14 years ago we bred our TW mare. We had a terrific stud, and a live birth contract. The foal was born dead but the vet verified that it had never taken a breath so we were able to have the mare rebred to the same stud. The second foal was alive but very weak. The mare didn't have much milk so we had to supplement. My husband imprinted the foal, and bottle fed until the mare's milk came in.
BUT before we could breed either time, we had to have a vet do a clean check for uterine infections, $$$, then we took the mare to the stable for a live cover (better in my opinion than messing with AI for a maiden mare). Stud fee and boarding fee $$$$ - and remember we had to do it twice.
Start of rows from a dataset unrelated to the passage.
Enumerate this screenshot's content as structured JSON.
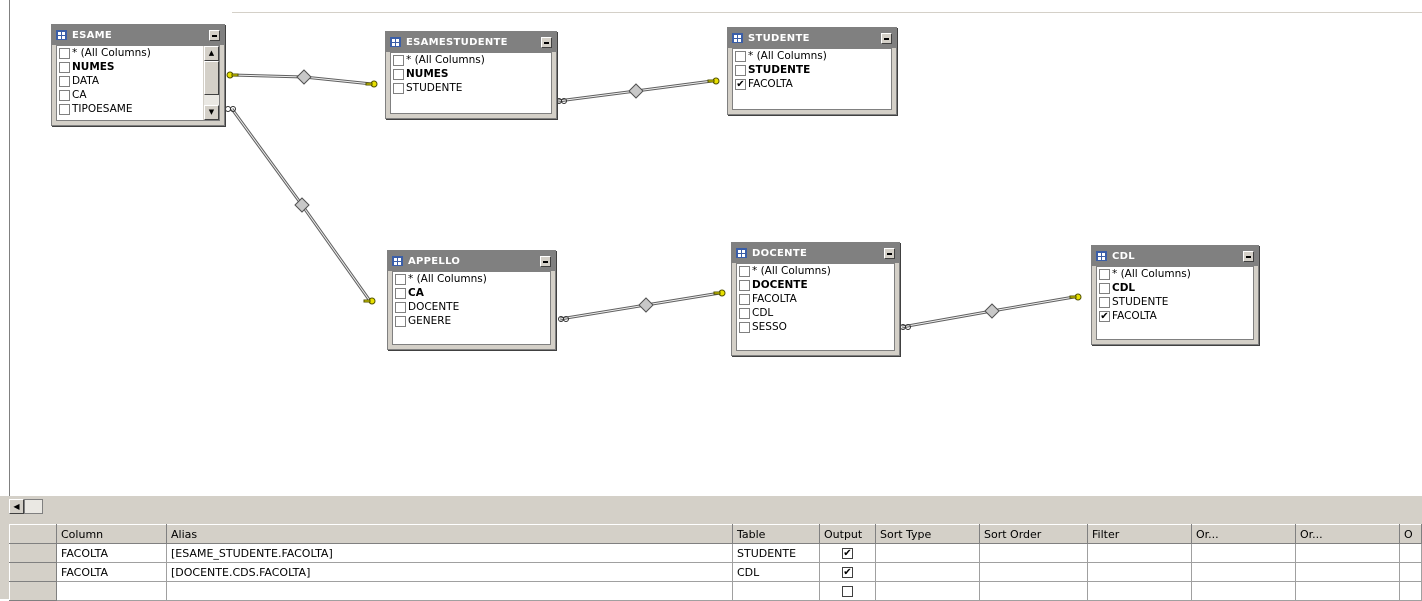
{
  "tables": {
    "esame": {
      "title": "ESAME",
      "rows": [
        {
          "label": "* (All Columns)",
          "checked": false,
          "bold": false
        },
        {
          "label": "NUMES",
          "checked": false,
          "bold": true
        },
        {
          "label": "DATA",
          "checked": false,
          "bold": false
        },
        {
          "label": "CA",
          "checked": false,
          "bold": false
        },
        {
          "label": "TIPOESAME",
          "checked": false,
          "bold": false
        }
      ]
    },
    "esamestudente": {
      "title": "ESAMESTUDENTE",
      "rows": [
        {
          "label": "* (All Columns)",
          "checked": false,
          "bold": false
        },
        {
          "label": "NUMES",
          "checked": false,
          "bold": true
        },
        {
          "label": "STUDENTE",
          "checked": false,
          "bold": false
        }
      ]
    },
    "studente": {
      "title": "STUDENTE",
      "rows": [
        {
          "label": "* (All Columns)",
          "checked": false,
          "bold": false
        },
        {
          "label": "STUDENTE",
          "checked": false,
          "bold": true
        },
        {
          "label": "FACOLTA",
          "checked": true,
          "bold": false
        }
      ]
    },
    "appello": {
      "title": "APPELLO",
      "rows": [
        {
          "label": "* (All Columns)",
          "checked": false,
          "bold": false
        },
        {
          "label": "CA",
          "checked": false,
          "bold": true
        },
        {
          "label": "DOCENTE",
          "checked": false,
          "bold": false
        },
        {
          "label": "GENERE",
          "checked": false,
          "bold": false
        }
      ]
    },
    "docente": {
      "title": "DOCENTE",
      "rows": [
        {
          "label": "* (All Columns)",
          "checked": false,
          "bold": false
        },
        {
          "label": "DOCENTE",
          "checked": false,
          "bold": true
        },
        {
          "label": "FACOLTA",
          "checked": false,
          "bold": false
        },
        {
          "label": "CDL",
          "checked": false,
          "bold": false
        },
        {
          "label": "SESSO",
          "checked": false,
          "bold": false
        }
      ]
    },
    "cdl": {
      "title": "CDL",
      "rows": [
        {
          "label": "* (All Columns)",
          "checked": false,
          "bold": false
        },
        {
          "label": "CDL",
          "checked": false,
          "bold": true
        },
        {
          "label": "STUDENTE",
          "checked": false,
          "bold": false
        },
        {
          "label": "FACOLTA",
          "checked": true,
          "bold": false
        }
      ]
    }
  },
  "grid": {
    "headers": [
      "",
      "Column",
      "Alias",
      "Table",
      "Output",
      "Sort Type",
      "Sort Order",
      "Filter",
      "Or...",
      "Or...",
      "O"
    ],
    "rows": [
      {
        "column": "FACOLTA",
        "alias": "[ESAME_STUDENTE.FACOLTA]",
        "table": "STUDENTE",
        "output": true
      },
      {
        "column": "FACOLTA",
        "alias": "[DOCENTE.CDS.FACOLTA]",
        "table": "CDL",
        "output": true
      },
      {
        "column": "",
        "alias": "",
        "table": "",
        "output": false
      }
    ]
  },
  "check_glyph": "✔",
  "colors": {
    "title_bar": "#808080",
    "panel": "#d4d0c8",
    "key_icon": "#e8e000"
  }
}
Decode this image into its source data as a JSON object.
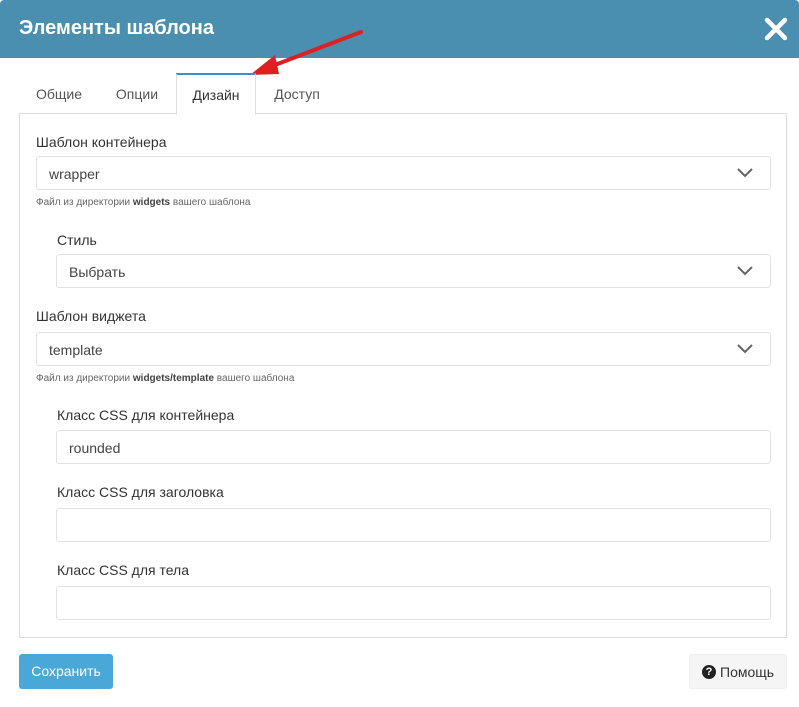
{
  "modal": {
    "title": "Элементы шаблона"
  },
  "tabs": [
    {
      "label": "Общие",
      "active": false
    },
    {
      "label": "Опции",
      "active": false
    },
    {
      "label": "Дизайн",
      "active": true
    },
    {
      "label": "Доступ",
      "active": false
    }
  ],
  "form": {
    "container_template": {
      "label": "Шаблон контейнера",
      "value": "wrapper",
      "help_prefix": "Файл из директории ",
      "help_bold": "widgets",
      "help_suffix": " вашего шаблона"
    },
    "style": {
      "label": "Стиль",
      "value": "Выбрать"
    },
    "widget_template": {
      "label": "Шаблон виджета",
      "value": "template",
      "help_prefix": "Файл из директории ",
      "help_bold": "widgets/template",
      "help_suffix": " вашего шаблона"
    },
    "container_css": {
      "label": "Класс CSS для контейнера",
      "value": "rounded"
    },
    "header_css": {
      "label": "Класс CSS для заголовка",
      "value": ""
    },
    "body_css": {
      "label": "Класс CSS для тела",
      "value": ""
    }
  },
  "footer": {
    "save_label": "Сохранить",
    "help_label": "Помощь"
  },
  "colors": {
    "header": "#4a8fb0",
    "save_button": "#4aa8d8",
    "annotation_arrow": "#e02020"
  },
  "icons": [
    "close-icon",
    "chevron-down-icon",
    "question-circle-icon",
    "annotation-arrow"
  ]
}
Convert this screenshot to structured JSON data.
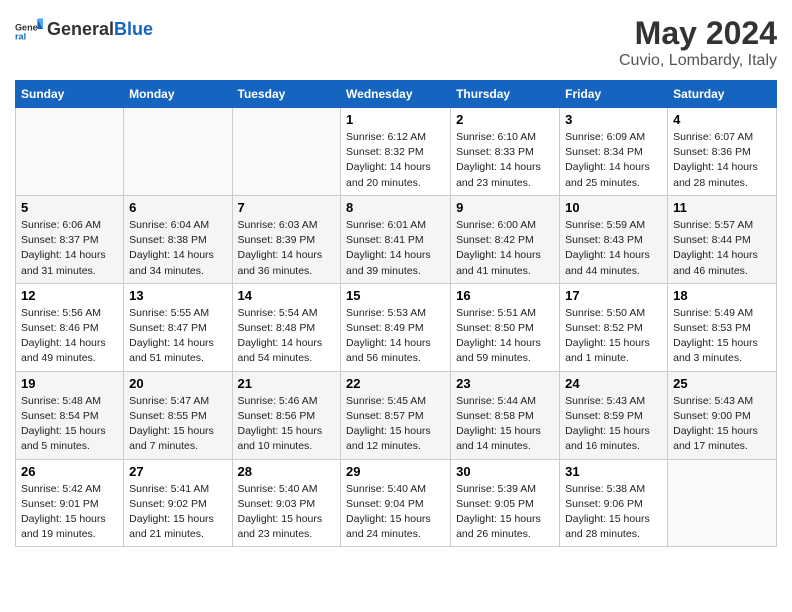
{
  "header": {
    "logo_general": "General",
    "logo_blue": "Blue",
    "month": "May 2024",
    "location": "Cuvio, Lombardy, Italy"
  },
  "weekdays": [
    "Sunday",
    "Monday",
    "Tuesday",
    "Wednesday",
    "Thursday",
    "Friday",
    "Saturday"
  ],
  "weeks": [
    [
      {
        "day": "",
        "info": ""
      },
      {
        "day": "",
        "info": ""
      },
      {
        "day": "",
        "info": ""
      },
      {
        "day": "1",
        "info": "Sunrise: 6:12 AM\nSunset: 8:32 PM\nDaylight: 14 hours\nand 20 minutes."
      },
      {
        "day": "2",
        "info": "Sunrise: 6:10 AM\nSunset: 8:33 PM\nDaylight: 14 hours\nand 23 minutes."
      },
      {
        "day": "3",
        "info": "Sunrise: 6:09 AM\nSunset: 8:34 PM\nDaylight: 14 hours\nand 25 minutes."
      },
      {
        "day": "4",
        "info": "Sunrise: 6:07 AM\nSunset: 8:36 PM\nDaylight: 14 hours\nand 28 minutes."
      }
    ],
    [
      {
        "day": "5",
        "info": "Sunrise: 6:06 AM\nSunset: 8:37 PM\nDaylight: 14 hours\nand 31 minutes."
      },
      {
        "day": "6",
        "info": "Sunrise: 6:04 AM\nSunset: 8:38 PM\nDaylight: 14 hours\nand 34 minutes."
      },
      {
        "day": "7",
        "info": "Sunrise: 6:03 AM\nSunset: 8:39 PM\nDaylight: 14 hours\nand 36 minutes."
      },
      {
        "day": "8",
        "info": "Sunrise: 6:01 AM\nSunset: 8:41 PM\nDaylight: 14 hours\nand 39 minutes."
      },
      {
        "day": "9",
        "info": "Sunrise: 6:00 AM\nSunset: 8:42 PM\nDaylight: 14 hours\nand 41 minutes."
      },
      {
        "day": "10",
        "info": "Sunrise: 5:59 AM\nSunset: 8:43 PM\nDaylight: 14 hours\nand 44 minutes."
      },
      {
        "day": "11",
        "info": "Sunrise: 5:57 AM\nSunset: 8:44 PM\nDaylight: 14 hours\nand 46 minutes."
      }
    ],
    [
      {
        "day": "12",
        "info": "Sunrise: 5:56 AM\nSunset: 8:46 PM\nDaylight: 14 hours\nand 49 minutes."
      },
      {
        "day": "13",
        "info": "Sunrise: 5:55 AM\nSunset: 8:47 PM\nDaylight: 14 hours\nand 51 minutes."
      },
      {
        "day": "14",
        "info": "Sunrise: 5:54 AM\nSunset: 8:48 PM\nDaylight: 14 hours\nand 54 minutes."
      },
      {
        "day": "15",
        "info": "Sunrise: 5:53 AM\nSunset: 8:49 PM\nDaylight: 14 hours\nand 56 minutes."
      },
      {
        "day": "16",
        "info": "Sunrise: 5:51 AM\nSunset: 8:50 PM\nDaylight: 14 hours\nand 59 minutes."
      },
      {
        "day": "17",
        "info": "Sunrise: 5:50 AM\nSunset: 8:52 PM\nDaylight: 15 hours\nand 1 minute."
      },
      {
        "day": "18",
        "info": "Sunrise: 5:49 AM\nSunset: 8:53 PM\nDaylight: 15 hours\nand 3 minutes."
      }
    ],
    [
      {
        "day": "19",
        "info": "Sunrise: 5:48 AM\nSunset: 8:54 PM\nDaylight: 15 hours\nand 5 minutes."
      },
      {
        "day": "20",
        "info": "Sunrise: 5:47 AM\nSunset: 8:55 PM\nDaylight: 15 hours\nand 7 minutes."
      },
      {
        "day": "21",
        "info": "Sunrise: 5:46 AM\nSunset: 8:56 PM\nDaylight: 15 hours\nand 10 minutes."
      },
      {
        "day": "22",
        "info": "Sunrise: 5:45 AM\nSunset: 8:57 PM\nDaylight: 15 hours\nand 12 minutes."
      },
      {
        "day": "23",
        "info": "Sunrise: 5:44 AM\nSunset: 8:58 PM\nDaylight: 15 hours\nand 14 minutes."
      },
      {
        "day": "24",
        "info": "Sunrise: 5:43 AM\nSunset: 8:59 PM\nDaylight: 15 hours\nand 16 minutes."
      },
      {
        "day": "25",
        "info": "Sunrise: 5:43 AM\nSunset: 9:00 PM\nDaylight: 15 hours\nand 17 minutes."
      }
    ],
    [
      {
        "day": "26",
        "info": "Sunrise: 5:42 AM\nSunset: 9:01 PM\nDaylight: 15 hours\nand 19 minutes."
      },
      {
        "day": "27",
        "info": "Sunrise: 5:41 AM\nSunset: 9:02 PM\nDaylight: 15 hours\nand 21 minutes."
      },
      {
        "day": "28",
        "info": "Sunrise: 5:40 AM\nSunset: 9:03 PM\nDaylight: 15 hours\nand 23 minutes."
      },
      {
        "day": "29",
        "info": "Sunrise: 5:40 AM\nSunset: 9:04 PM\nDaylight: 15 hours\nand 24 minutes."
      },
      {
        "day": "30",
        "info": "Sunrise: 5:39 AM\nSunset: 9:05 PM\nDaylight: 15 hours\nand 26 minutes."
      },
      {
        "day": "31",
        "info": "Sunrise: 5:38 AM\nSunset: 9:06 PM\nDaylight: 15 hours\nand 28 minutes."
      },
      {
        "day": "",
        "info": ""
      }
    ]
  ]
}
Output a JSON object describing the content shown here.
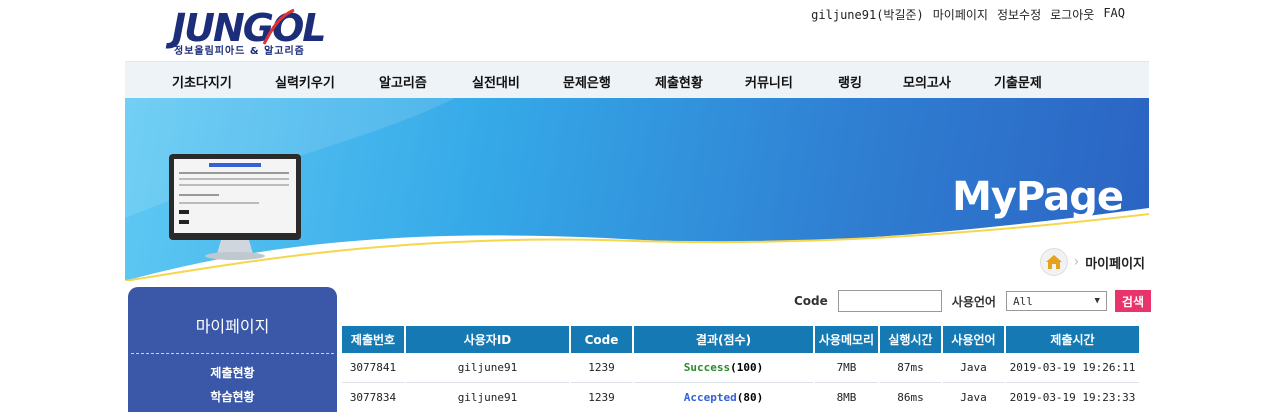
{
  "logo": {
    "text": "JUNGOL",
    "subtitle": "정보올림피아드 & 알고리즘"
  },
  "top_links": [
    "giljune91(박길준)",
    "마이페이지",
    "정보수정",
    "로그아웃",
    "FAQ"
  ],
  "nav": [
    "기초다지기",
    "실력키우기",
    "알고리즘",
    "실전대비",
    "문제은행",
    "제출현황",
    "커뮤니티",
    "랭킹",
    "모의고사",
    "기출문제"
  ],
  "banner": {
    "title": "MyPage"
  },
  "breadcrumb": {
    "current": "마이페이지"
  },
  "sidebar": {
    "title": "마이페이지",
    "items": [
      "제출현황",
      "학습현황"
    ]
  },
  "filter": {
    "code_label": "Code",
    "code_value": "",
    "lang_label": "사용언어",
    "lang_selected": "All",
    "search_label": "검색"
  },
  "table": {
    "headers": [
      "제출번호",
      "사용자ID",
      "Code",
      "결과(점수)",
      "사용메모리",
      "실행시간",
      "사용언어",
      "제출시간"
    ],
    "rows": [
      {
        "id": "3077841",
        "user": "giljune91",
        "code": "1239",
        "result": "Success",
        "score": "(100)",
        "result_type": "success",
        "memory": "7MB",
        "time": "87ms",
        "lang": "Java",
        "submitted": "2019-03-19 19:26:11"
      },
      {
        "id": "3077834",
        "user": "giljune91",
        "code": "1239",
        "result": "Accepted",
        "score": "(80)",
        "result_type": "accepted",
        "memory": "8MB",
        "time": "86ms",
        "lang": "Java",
        "submitted": "2019-03-19 19:23:33"
      }
    ]
  },
  "colors": {
    "nav_bg": "#eef3f8",
    "sidebar_bg": "#3a57a8",
    "table_header": "#157ab4",
    "search_button": "#e8336b",
    "success": "#2c8a2c",
    "accepted": "#3461d6",
    "metric_red": "#d21d1d"
  }
}
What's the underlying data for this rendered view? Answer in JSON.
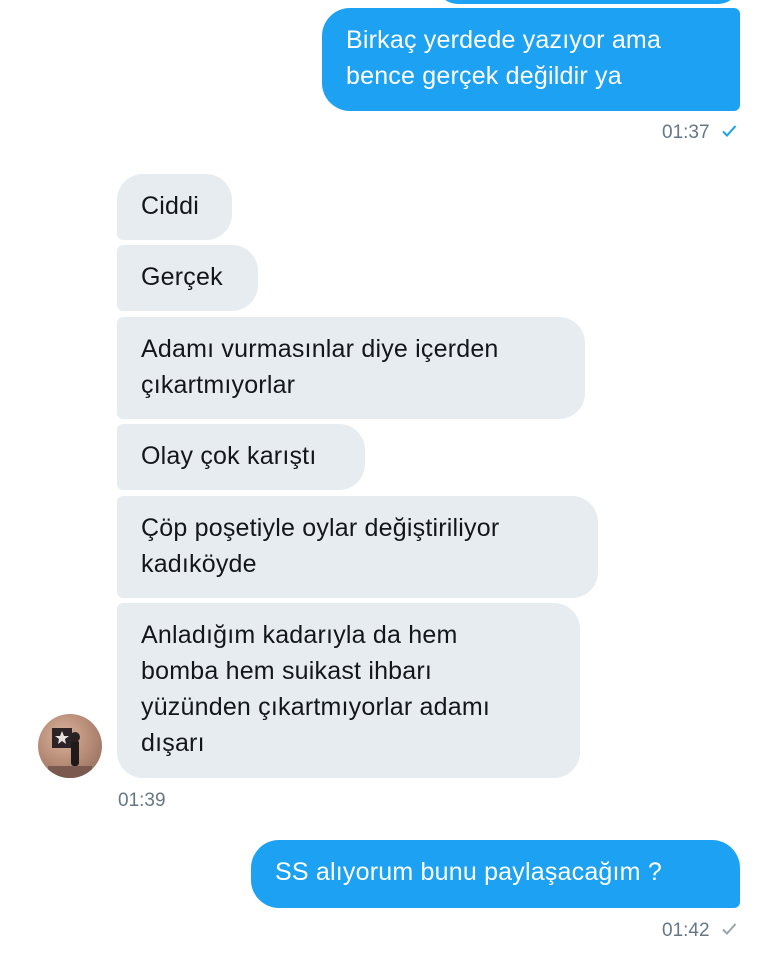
{
  "messages_top": {
    "msg1": {
      "line1": "Birkaç yerdede yazıyor ama",
      "line2": "bence gerçek değildir ya",
      "time": "01:37"
    }
  },
  "incoming": {
    "m1": "Ciddi",
    "m2": "Gerçek",
    "m3": {
      "line1": "Adamı vurmasınlar diye içerden",
      "line2": "çıkartmıyorlar"
    },
    "m4": "Olay çok karıştı",
    "m5": {
      "line1": "Çöp poşetiyle oylar değiştiriliyor",
      "line2": "kadıköyde"
    },
    "m6": {
      "line1": "Anladığım kadarıyla da hem",
      "line2": "bomba hem suikast ihbarı",
      "line3": "yüzünden çıkartmıyorlar adamı",
      "line4": "dışarı"
    },
    "time": "01:39"
  },
  "outgoing_bottom": {
    "text": "SS alıyorum bunu paylaşacağım ?",
    "time": "01:42"
  },
  "colors": {
    "outgoing_bubble": "#1da1f2",
    "incoming_bubble": "#e6ecf0",
    "read_check": "#1da1f2",
    "sent_check": "#9aa5ad",
    "timestamp": "#657786"
  },
  "icons": {
    "read_receipt": "check-icon",
    "sent_receipt": "check-icon",
    "avatar": "avatar-photo"
  }
}
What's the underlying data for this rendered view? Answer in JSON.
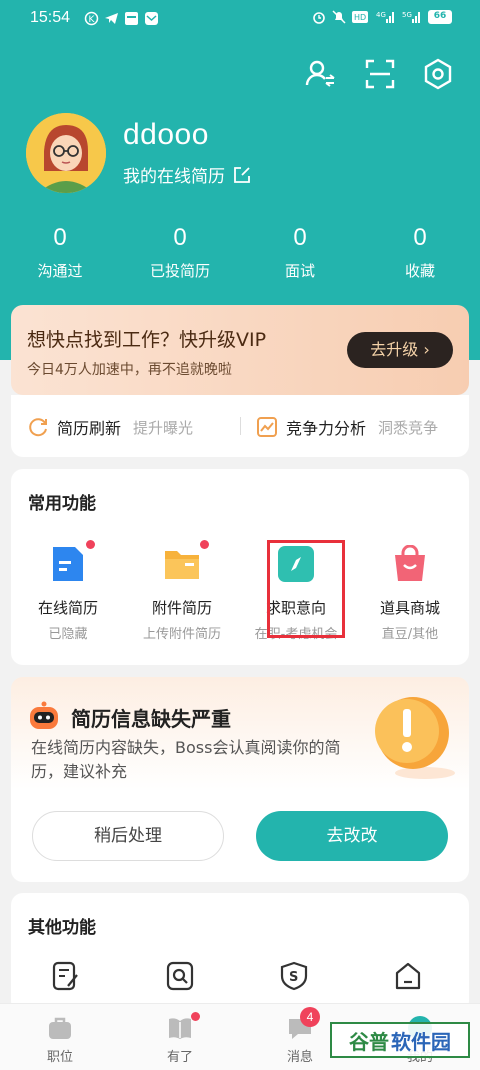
{
  "status_bar": {
    "time": "15:54",
    "battery": "66"
  },
  "profile": {
    "username": "ddooo",
    "resume_link": "我的在线简历"
  },
  "stats": [
    {
      "value": "0",
      "label": "沟通过"
    },
    {
      "value": "0",
      "label": "已投简历"
    },
    {
      "value": "0",
      "label": "面试"
    },
    {
      "value": "0",
      "label": "收藏"
    }
  ],
  "vip_banner": {
    "title": "想快点找到工作？快升级VIP",
    "subtitle": "今日4万人加速中，再不追就晚啦",
    "button": "去升级"
  },
  "quick_links": [
    {
      "label": "简历刷新",
      "sub": "提升曝光"
    },
    {
      "label": "竞争力分析",
      "sub": "洞悉竞争"
    }
  ],
  "common_functions": {
    "title": "常用功能",
    "items": [
      {
        "name": "在线简历",
        "desc": "已隐藏"
      },
      {
        "name": "附件简历",
        "desc": "上传附件简历"
      },
      {
        "name": "求职意向",
        "desc": "在职-考虑机会"
      },
      {
        "name": "道具商城",
        "desc": "直豆/其他"
      }
    ]
  },
  "resume_warning": {
    "title": "简历信息缺失严重",
    "desc": "在线简历内容缺失，Boss会认真阅读你的简历，建议补充",
    "later_button": "稍后处理",
    "fix_button": "去改改"
  },
  "other_functions": {
    "title": "其他功能"
  },
  "tab_bar": [
    {
      "label": "职位"
    },
    {
      "label": "有了"
    },
    {
      "label": "消息",
      "badge": "4"
    },
    {
      "label": "我的"
    }
  ],
  "watermark": {
    "text1": "谷普",
    "text2": "软件园"
  },
  "colors": {
    "primary": "#23b4ad",
    "badge": "#f0425b",
    "vip_btn": "#2b2320"
  }
}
The second cover was free but not the boarding. $$$ Then of course, there are the vet checks to verify pregnancy, more vet checks when she gets near time to foal, $$$ extra feed $$$, and for us more vet bills $$$ because the mare didn't have a lot of milk and the foal was weak.
The mare was a beautiful mare with exceptional bloodlines. She hadn't been worked for a couple years when we bought her and her previous owner had tried to do jumping, etc. instead of proper TWH stuff. We put her with a trainer (turned out to be one of the best flat shod trainers in California) Sue worked with her and then asked if she could show her a bit. We agreed and she won all her classes (flat shod) every time she was entered. The stud was a national winner. The foal turned into a gorgeous little filly and after Sue trained her she was a standout in the show ring as well. We were not interested in showing and asked Sue to sell her. We priced her at $3,000. No takers although everyone that saw her loved her. We finally gave her to DDIL1 who lives in Nipomo and rides with a group that all ride gaited horses.
We figure that we had $10,000 into her from the time we bred to the time she was broke and showing.
If you want to have fun with breeding and foaling out a mare, enjoy. If you have pulled calves and can identify when the mare might have trouble, go ahead. I delivered a stud colt from my neighbor's registered Standardbred mare. Hard work but I had delivered about 100 other difficult births in sheep and goats. The foal was just a lot bigger.
f you don't have the money, time, or experience, don't bother. Too many people decide to breed their mares and then don't bother having the colts or fillies broken when they reach 2 years old because they don't have the money.